━━ Given data ━━

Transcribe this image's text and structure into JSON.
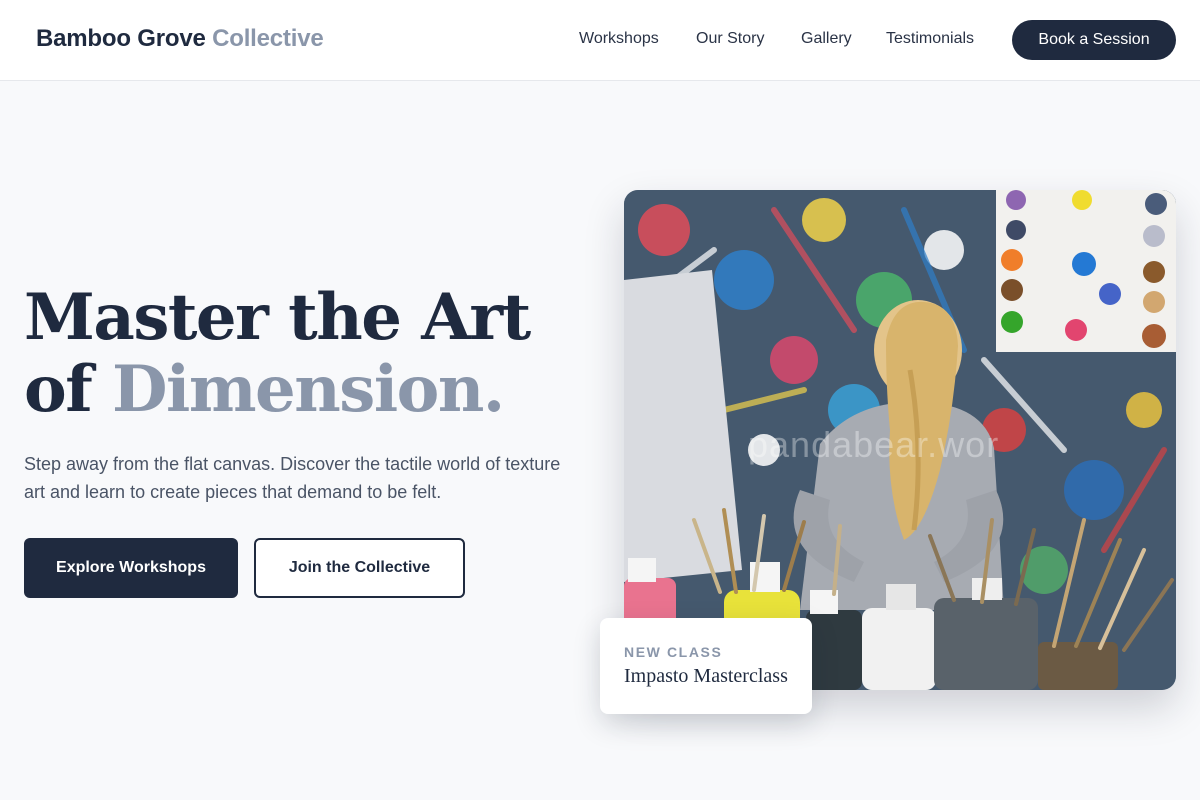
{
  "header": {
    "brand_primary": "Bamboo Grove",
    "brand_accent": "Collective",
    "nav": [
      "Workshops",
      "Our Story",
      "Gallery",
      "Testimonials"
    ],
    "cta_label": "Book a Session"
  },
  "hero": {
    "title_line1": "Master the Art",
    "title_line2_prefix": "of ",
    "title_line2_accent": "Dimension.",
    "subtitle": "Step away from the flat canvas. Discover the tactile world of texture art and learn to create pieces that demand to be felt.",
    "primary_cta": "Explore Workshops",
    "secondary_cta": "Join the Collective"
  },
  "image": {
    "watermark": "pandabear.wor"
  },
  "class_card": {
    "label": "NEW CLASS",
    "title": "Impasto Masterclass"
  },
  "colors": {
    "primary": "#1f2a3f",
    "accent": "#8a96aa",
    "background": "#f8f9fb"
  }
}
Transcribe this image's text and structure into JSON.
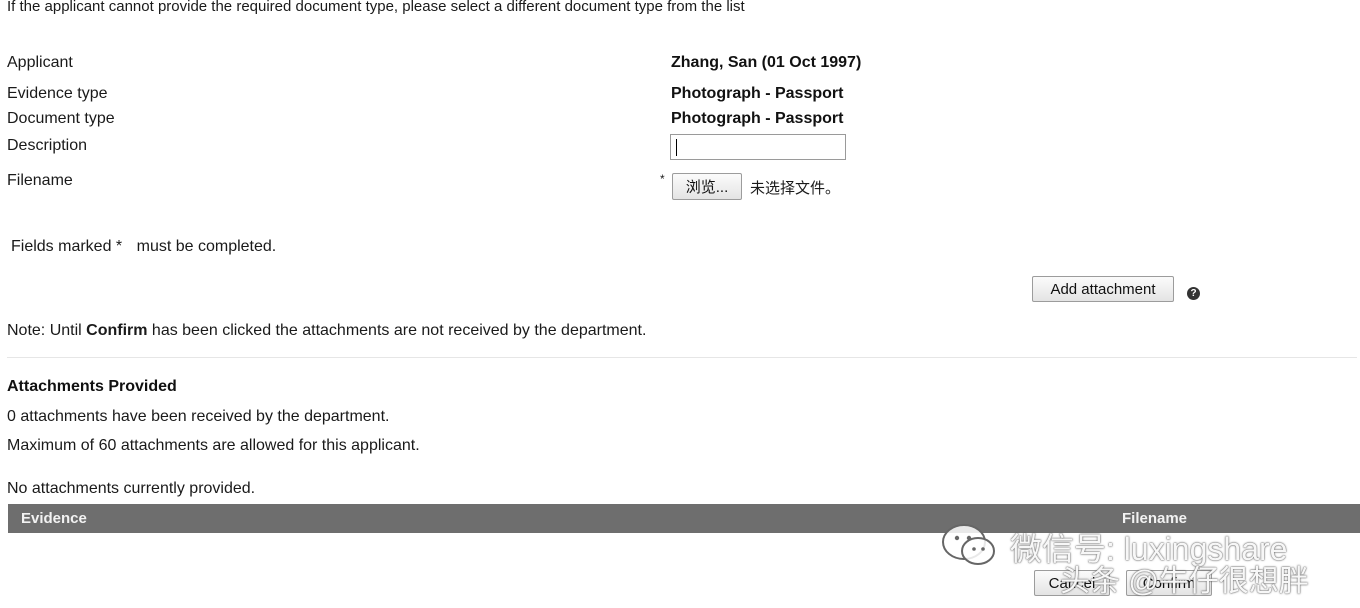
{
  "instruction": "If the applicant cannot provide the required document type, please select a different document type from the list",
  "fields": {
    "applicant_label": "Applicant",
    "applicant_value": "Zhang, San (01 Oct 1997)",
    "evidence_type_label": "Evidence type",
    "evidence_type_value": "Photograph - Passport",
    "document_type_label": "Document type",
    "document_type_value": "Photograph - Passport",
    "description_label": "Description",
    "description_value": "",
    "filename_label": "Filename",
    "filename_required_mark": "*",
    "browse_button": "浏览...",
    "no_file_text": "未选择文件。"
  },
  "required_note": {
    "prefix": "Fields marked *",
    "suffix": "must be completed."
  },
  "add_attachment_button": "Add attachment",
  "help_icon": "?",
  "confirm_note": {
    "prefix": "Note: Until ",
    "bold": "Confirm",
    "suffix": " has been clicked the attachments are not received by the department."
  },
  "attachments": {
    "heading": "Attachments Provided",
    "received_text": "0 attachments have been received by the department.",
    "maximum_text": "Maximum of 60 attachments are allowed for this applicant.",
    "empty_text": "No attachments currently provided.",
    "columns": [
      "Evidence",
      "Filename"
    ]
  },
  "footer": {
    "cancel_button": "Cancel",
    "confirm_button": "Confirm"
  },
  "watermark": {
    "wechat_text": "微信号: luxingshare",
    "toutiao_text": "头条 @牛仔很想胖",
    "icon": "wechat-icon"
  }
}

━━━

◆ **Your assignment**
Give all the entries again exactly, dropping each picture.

◆ **Finished task**
Transcribe this image's text and structure into JSON.
{
  "header": {
    "brand_primary": "Bamboo Grove",
    "brand_accent": "Collective",
    "nav": [
      "Workshops",
      "Our Story",
      "Gallery",
      "Testimonials"
    ],
    "cta_label": "Book a Session"
  },
  "hero": {
    "title_line1": "Master the Art",
    "title_line2_prefix": "of ",
    "title_line2_accent": "Dimension.",
    "subtitle": "Step away from the flat canvas. Discover the tactile world of texture art and learn to create pieces that demand to be felt.",
    "primary_cta": "Explore Workshops",
    "secondary_cta": "Join the Collective"
  },
  "image": {
    "watermark": "pandabear.wor"
  },
  "class_card": {
    "label": "NEW CLASS",
    "title": "Impasto Masterclass"
  },
  "colors": {
    "primary": "#1f2a3f",
    "accent": "#8a96aa",
    "background": "#f8f9fb"
  }
}
Transcribe this image's text and structure into JSON.
{
  "instruction": "If the applicant cannot provide the required document type, please select a different document type from the list",
  "fields": {
    "applicant_label": "Applicant",
    "applicant_value": "Zhang, San (01 Oct 1997)",
    "evidence_type_label": "Evidence type",
    "evidence_type_value": "Photograph - Passport",
    "document_type_label": "Document type",
    "document_type_value": "Photograph - Passport",
    "description_label": "Description",
    "description_value": "",
    "filename_label": "Filename",
    "filename_required_mark": "*",
    "browse_button": "浏览...",
    "no_file_text": "未选择文件。"
  },
  "required_note": {
    "prefix": "Fields marked *",
    "suffix": "must be completed."
  },
  "add_attachment_button": "Add attachment",
  "help_icon": "?",
  "confirm_note": {
    "prefix": "Note: Until ",
    "bold": "Confirm",
    "suffix": " has been clicked the attachments are not received by the department."
  },
  "attachments": {
    "heading": "Attachments Provided",
    "received_text": "0 attachments have been received by the department.",
    "maximum_text": "Maximum of 60 attachments are allowed for this applicant.",
    "empty_text": "No attachments currently provided.",
    "columns": [
      "Evidence",
      "Filename"
    ]
  },
  "footer": {
    "cancel_button": "Cancel",
    "confirm_button": "Confirm"
  },
  "watermark": {
    "wechat_text": "微信号: luxingshare",
    "toutiao_text": "头条 @牛仔很想胖",
    "icon": "wechat-icon"
  }
}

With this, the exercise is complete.